The clean natural environment guarantees healthy meals, prepared in a traditional way. Many of our regional delicacies have their origins in Belarus and Lithuania. Those dishes of the highest quality as to the products and preparation methods used, are awarded the prestigious prize of the "Pearl" and "Our Culinary Heritage".
Let’s start with an appetizer... to begin with, we suggest the legendary herring a’la Bialystok. Or maybe something lighter - salads with Korycin, Narwan or dried cheese, Podlasie mushrooms with horseradish or dried porcini pate will satisfy the tastes of the most demanding gourmets. Time for soup. Of course, we choose borscht – a’la Podlasie with dried mushrooms and cabbage, or Bialystok way - with juicy apples, or maybe mushroom soup, preferably Bialystok honey fungus soup. In summer, be sure to try chlodnik a’la Bialystok served with eggs and potatoes, or Lithuanian borscht with beetroot roots and leaves, and in the most sophisticated version - with the addition of crayfish necks.
Among the main dishes, the unquestioned queen is potato babka, rooted in Jewish cuisine. It was once served with a blot of sour cream, today more often with mushroom or goulash sauce. Another contender for the crown - Kishka, that is, potato stuffing neatly packed in pork bowels and baked in a well-heated oven. It is difficult to find it outside Podlasie. Kartacze, also called cepelinai, derive from the Lithuanian cuisine. Their oblong, oval shape can really bring to mind an airship – zeppelin - flying above Bialystok over 100 years ago. Cepelinai are large dumplings made with pastry containing grated potatoes, formed around a stuffing of chopped meat. They are served doused with fat, crackling and onion. You can also try vegetarian versions with mushroom, cheese or sauerkraut filling. Another noteworthy dish with Lithuanian roots are kaldyny - small dump¬lings made of wheat dough stuffed with meat. Tartar kol-duny are their slightly larger version.

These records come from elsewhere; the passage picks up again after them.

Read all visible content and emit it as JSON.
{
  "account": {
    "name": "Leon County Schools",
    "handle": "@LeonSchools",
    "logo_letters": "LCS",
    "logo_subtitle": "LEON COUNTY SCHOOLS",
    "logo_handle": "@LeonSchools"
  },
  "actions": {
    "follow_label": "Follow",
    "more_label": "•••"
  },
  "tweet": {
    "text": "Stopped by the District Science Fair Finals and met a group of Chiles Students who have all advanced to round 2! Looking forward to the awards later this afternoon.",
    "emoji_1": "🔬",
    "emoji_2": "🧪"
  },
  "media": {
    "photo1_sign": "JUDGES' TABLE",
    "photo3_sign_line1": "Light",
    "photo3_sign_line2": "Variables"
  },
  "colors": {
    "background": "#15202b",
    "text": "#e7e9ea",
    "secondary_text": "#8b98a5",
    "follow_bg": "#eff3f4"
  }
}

Pierekachevnik also originates from the cuisine of Tartars who have been living in Podlasie for centuries. It is an oval, rolled dumpling made of many thin layers of dough layered with beef and mutton stuffing or - in the sweet version – with cheese or apple stuffing.
You must try Podlasie smoked pork and dried lunch meats, especially kindziukas and kumpiak. Traditionally smoked fish are also delicious. They are served with brine-pickled gherkins from barrels immersed in the waters of Narew River, which - as legend has it - delighted Napoleon himself, and sauerkraut made with pickled whole heads of cabbage. And what shall we offer you to drink? Of course, bread kvass or even bread and hops kvass, local craft beers, or maybe something stronger - a shot glass of local moonshine made of grain, nalewka – kind of tincture – made of dog rose (żenicha), hedgenettle (bukwicówka) or zubrovka vodka (made of bison grass). Finally, it is worth mentioning the unique Bialystok buza. This slightly sparkling, cloudy drink of a bright straw-like colour is made on the basis of millet, lemon and sugar. Perfectly refreshes and quenches thirst. It has a sweet and sour taste with a slight hint of raisins and yeast. Buza should be well chilled and served in the company of halva. In 2017, the drink won the first prize in ‘Our Culinary Heritage - Tastes of the Regions’ competition and, since 2018, it has been included in the list of traditional products of the Podlasie Voivodeship kept by the Ministry of Agriculture and Rural Development. You will struggle to find it outside the capital of Podlasie. A recipe for a buza was brought to Bialystok by Macedonians fleeing the war-torn Balkans. The first buzna, or the place where the buza was served, was set up over 100 years ago and, soon after, new ones appeared. In Bialystok of the 1920s and 1930s, it was fashionable to have buza with halva in a Macedonian buzna, visit a Turkish confectionery for a Turkish delight, and another delicious snack was Jewish bialas, i.e. yeast roll with onion and poppy seeds.
For dessert, we serve a golden sękacz, baked slowly on a wooden roller rotating over the fire. The dripping mass creates characteristic knots (Polish: sęki), hence the name of the delicacy. The layers of dough resemble tree rings. This recipe came to Podlasie from nearby Prussia. Mrowisko (anthill) derives from the Lithuanian tradition - a very picturesque baking: a mound made of thin angel wings sprinkled with poppy seeds, raisins and doused with Podlasie honey. It is also worth trying a fluffy marcinek, which consists of several dozens of thin pancakes layered with cream. It used to be served at the Tsar’s court in the Białowieża palace.